[[ DATA SHOWN, beginning ]]

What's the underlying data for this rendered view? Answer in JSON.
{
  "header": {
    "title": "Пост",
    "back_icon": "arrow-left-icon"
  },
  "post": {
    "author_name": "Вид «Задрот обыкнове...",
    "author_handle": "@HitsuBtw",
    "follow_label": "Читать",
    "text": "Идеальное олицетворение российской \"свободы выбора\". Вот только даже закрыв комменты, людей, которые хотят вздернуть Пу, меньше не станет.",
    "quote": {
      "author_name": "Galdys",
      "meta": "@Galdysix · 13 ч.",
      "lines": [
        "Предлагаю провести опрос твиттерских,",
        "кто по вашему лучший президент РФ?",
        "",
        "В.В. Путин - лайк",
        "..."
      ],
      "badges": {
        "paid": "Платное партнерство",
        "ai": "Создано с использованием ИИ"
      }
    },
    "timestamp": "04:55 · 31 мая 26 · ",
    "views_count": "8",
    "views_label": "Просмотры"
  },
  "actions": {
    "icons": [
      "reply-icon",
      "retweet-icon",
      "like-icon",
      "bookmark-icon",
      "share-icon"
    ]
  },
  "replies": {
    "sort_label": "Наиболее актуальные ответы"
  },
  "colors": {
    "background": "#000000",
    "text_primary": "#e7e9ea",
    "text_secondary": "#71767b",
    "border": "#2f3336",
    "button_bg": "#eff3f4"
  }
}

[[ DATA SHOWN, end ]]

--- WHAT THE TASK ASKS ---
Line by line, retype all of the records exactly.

--- FINISHED EXERCISE ---
What's the underlying data for this rendered view? Answer in JSON.
{
  "header": {
    "title": "Пост",
    "back_icon": "arrow-left-icon"
  },
  "post": {
    "author_name": "Вид «Задрот обыкнове...",
    "author_handle": "@HitsuBtw",
    "follow_label": "Читать",
    "text": "Идеальное олицетворение российской \"свободы выбора\". Вот только даже закрыв комменты, людей, которые хотят вздернуть Пу, меньше не станет.",
    "quote": {
      "author_name": "Galdys",
      "meta": "@Galdysix · 13 ч.",
      "lines": [
        "Предлагаю провести опрос твиттерских,",
        "кто по вашему лучший президент РФ?",
        "",
        "В.В. Путин - лайк",
        "..."
      ],
      "badges": {
        "paid": "Платное партнерство",
        "ai": "Создано с использованием ИИ"
      }
    },
    "timestamp": "04:55 · 31 мая 26 · ",
    "views_count": "8",
    "views_label": "Просмотры"
  },
  "actions": {
    "icons": [
      "reply-icon",
      "retweet-icon",
      "like-icon",
      "bookmark-icon",
      "share-icon"
    ]
  },
  "replies": {
    "sort_label": "Наиболее актуальные ответы"
  },
  "colors": {
    "background": "#000000",
    "text_primary": "#e7e9ea",
    "text_secondary": "#71767b",
    "border": "#2f3336",
    "button_bg": "#eff3f4"
  }
}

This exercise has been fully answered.